**Prompt**
Pictures do not belong in the copy. Return all of the entries exactly.

**Listed records**

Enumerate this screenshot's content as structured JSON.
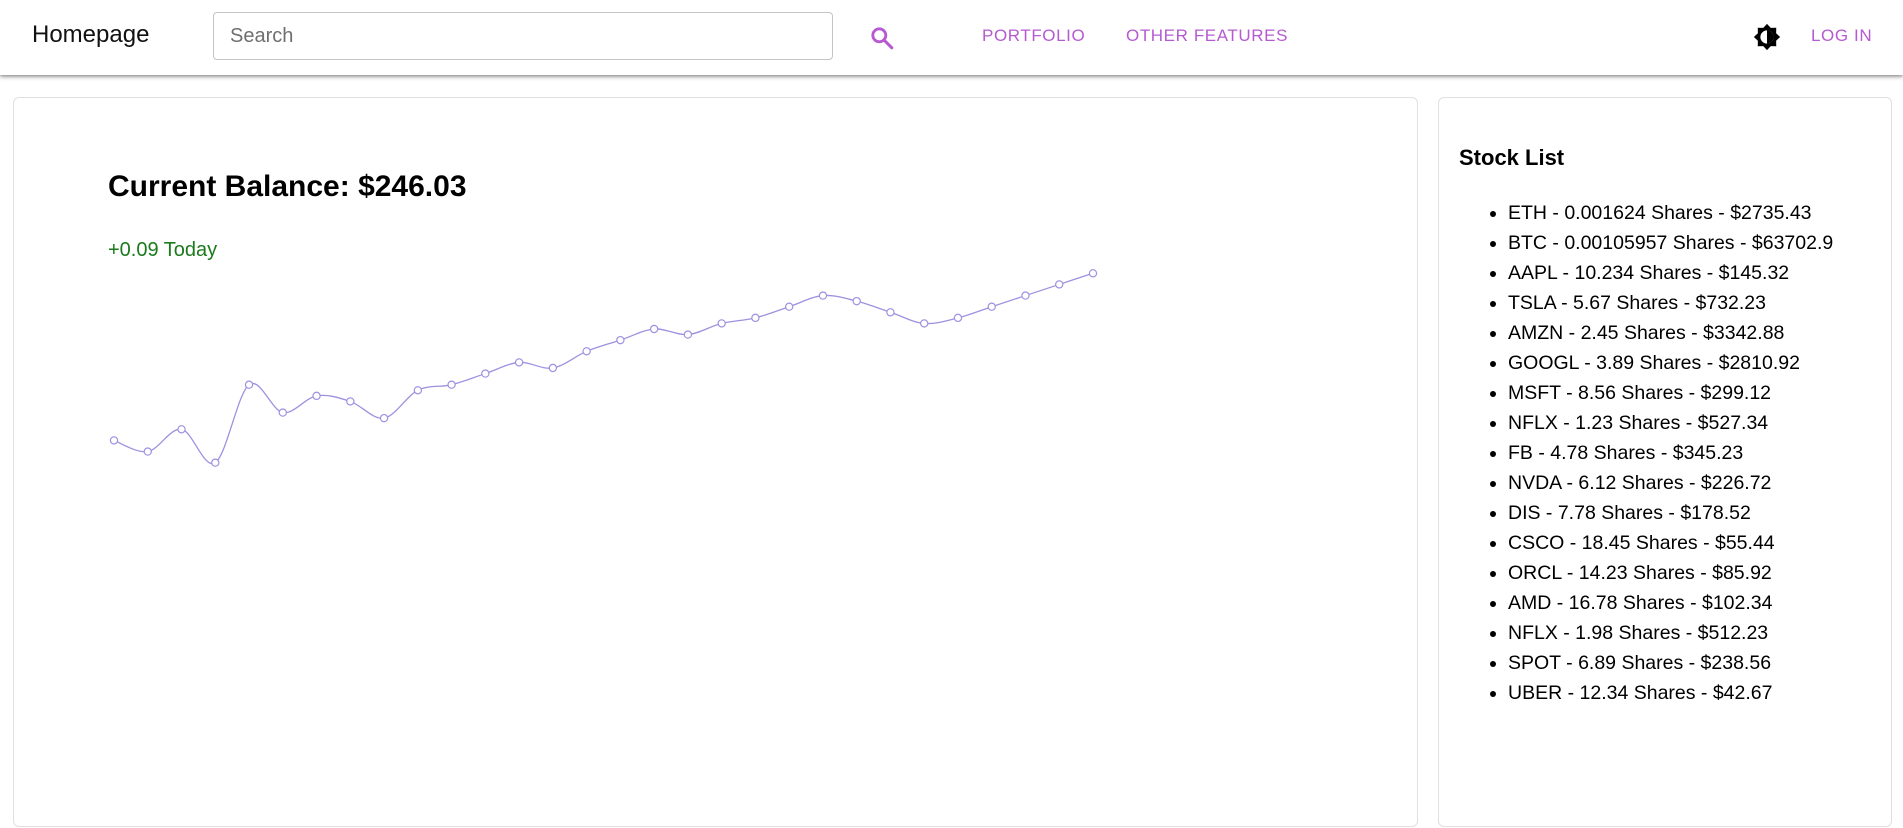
{
  "header": {
    "brand": "Homepage",
    "search_placeholder": "Search",
    "search_value": "",
    "nav": [
      "PORTFOLIO",
      "OTHER FEATURES"
    ],
    "login_label": "LOG IN",
    "icons": {
      "search": "search-icon",
      "theme": "brightness-icon"
    },
    "accent_color": "#b65ad1"
  },
  "balance": {
    "title": "Current Balance: $246.03",
    "change": "+0.09 Today",
    "change_color": "#1b7a1b"
  },
  "chart_data": {
    "type": "line",
    "title": "",
    "xlabel": "",
    "ylabel": "",
    "grid": false,
    "legend": "none",
    "line_color": "#9d91e0",
    "series": [
      {
        "values": [
          240.6,
          240.0,
          241.2,
          239.4,
          243.6,
          242.1,
          243.0,
          242.7,
          241.8,
          243.3,
          243.6,
          244.2,
          244.8,
          244.5,
          245.4,
          246.0,
          246.6,
          246.3,
          246.9,
          247.2,
          247.8,
          248.4,
          248.1,
          247.5,
          246.9,
          247.2,
          247.8,
          248.4,
          249.0,
          249.6
        ]
      }
    ],
    "ylim": [
      220,
      255
    ]
  },
  "stocks": {
    "title": "Stock List",
    "items": [
      "ETH - 0.001624 Shares - $2735.43",
      "BTC - 0.00105957 Shares - $63702.9",
      "AAPL - 10.234 Shares - $145.32",
      "TSLA - 5.67 Shares - $732.23",
      "AMZN - 2.45 Shares - $3342.88",
      "GOOGL - 3.89 Shares - $2810.92",
      "MSFT - 8.56 Shares - $299.12",
      "NFLX - 1.23 Shares - $527.34",
      "FB - 4.78 Shares - $345.23",
      "NVDA - 6.12 Shares - $226.72",
      "DIS - 7.78 Shares - $178.52",
      "CSCO - 18.45 Shares - $55.44",
      "ORCL - 14.23 Shares - $85.92",
      "AMD - 16.78 Shares - $102.34",
      "NFLX - 1.98 Shares - $512.23",
      "SPOT - 6.89 Shares - $238.56",
      "UBER - 12.34 Shares - $42.67"
    ]
  }
}
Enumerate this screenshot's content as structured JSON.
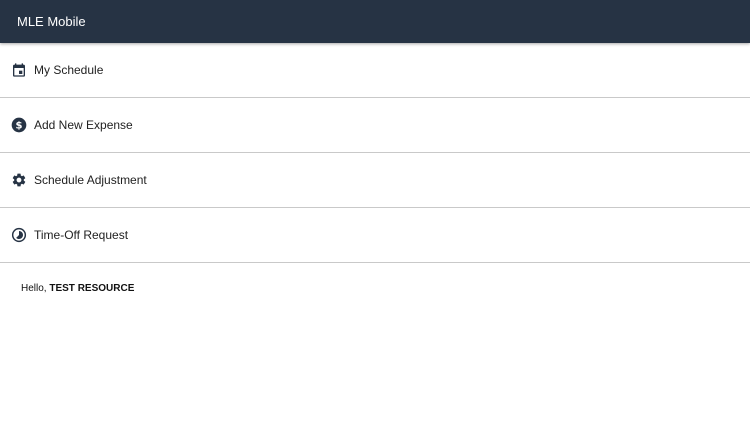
{
  "appbar": {
    "title": "MLE Mobile",
    "background": "#263344"
  },
  "menu": {
    "items": [
      {
        "label": "My Schedule",
        "icon": "calendar-icon"
      },
      {
        "label": "Add New Expense",
        "icon": "dollar-circle-icon"
      },
      {
        "label": "Schedule Adjustment",
        "icon": "gear-icon"
      },
      {
        "label": "Time-Off Request",
        "icon": "clock-icon"
      }
    ]
  },
  "greeting": {
    "prefix": "Hello, ",
    "name": "TEST RESOURCE"
  }
}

**Exercise solution**
Enumerate this screenshot's content as structured JSON.
{
  "header": {
    "brand": "Homepage",
    "search_placeholder": "Search",
    "search_value": "",
    "nav": [
      "PORTFOLIO",
      "OTHER FEATURES"
    ],
    "login_label": "LOG IN",
    "icons": {
      "search": "search-icon",
      "theme": "brightness-icon"
    },
    "accent_color": "#b65ad1"
  },
  "balance": {
    "title": "Current Balance: $246.03",
    "change": "+0.09 Today",
    "change_color": "#1b7a1b"
  },
  "chart_data": {
    "type": "line",
    "title": "",
    "xlabel": "",
    "ylabel": "",
    "grid": false,
    "legend": "none",
    "line_color": "#9d91e0",
    "series": [
      {
        "values": [
          240.6,
          240.0,
          241.2,
          239.4,
          243.6,
          242.1,
          243.0,
          242.7,
          241.8,
          243.3,
          243.6,
          244.2,
          244.8,
          244.5,
          245.4,
          246.0,
          246.6,
          246.3,
          246.9,
          247.2,
          247.8,
          248.4,
          248.1,
          247.5,
          246.9,
          247.2,
          247.8,
          248.4,
          249.0,
          249.6
        ]
      }
    ],
    "ylim": [
      220,
      255
    ]
  },
  "stocks": {
    "title": "Stock List",
    "items": [
      "ETH - 0.001624 Shares - $2735.43",
      "BTC - 0.00105957 Shares - $63702.9",
      "AAPL - 10.234 Shares - $145.32",
      "TSLA - 5.67 Shares - $732.23",
      "AMZN - 2.45 Shares - $3342.88",
      "GOOGL - 3.89 Shares - $2810.92",
      "MSFT - 8.56 Shares - $299.12",
      "NFLX - 1.23 Shares - $527.34",
      "FB - 4.78 Shares - $345.23",
      "NVDA - 6.12 Shares - $226.72",
      "DIS - 7.78 Shares - $178.52",
      "CSCO - 18.45 Shares - $55.44",
      "ORCL - 14.23 Shares - $85.92",
      "AMD - 16.78 Shares - $102.34",
      "NFLX - 1.98 Shares - $512.23",
      "SPOT - 6.89 Shares - $238.56",
      "UBER - 12.34 Shares - $42.67"
    ]
  }
}
Enumerate this screenshot's content as structured JSON.
{
  "appbar": {
    "title": "MLE Mobile",
    "background": "#263344"
  },
  "menu": {
    "items": [
      {
        "label": "My Schedule",
        "icon": "calendar-icon"
      },
      {
        "label": "Add New Expense",
        "icon": "dollar-circle-icon"
      },
      {
        "label": "Schedule Adjustment",
        "icon": "gear-icon"
      },
      {
        "label": "Time-Off Request",
        "icon": "clock-icon"
      }
    ]
  },
  "greeting": {
    "prefix": "Hello, ",
    "name": "TEST RESOURCE"
  }
}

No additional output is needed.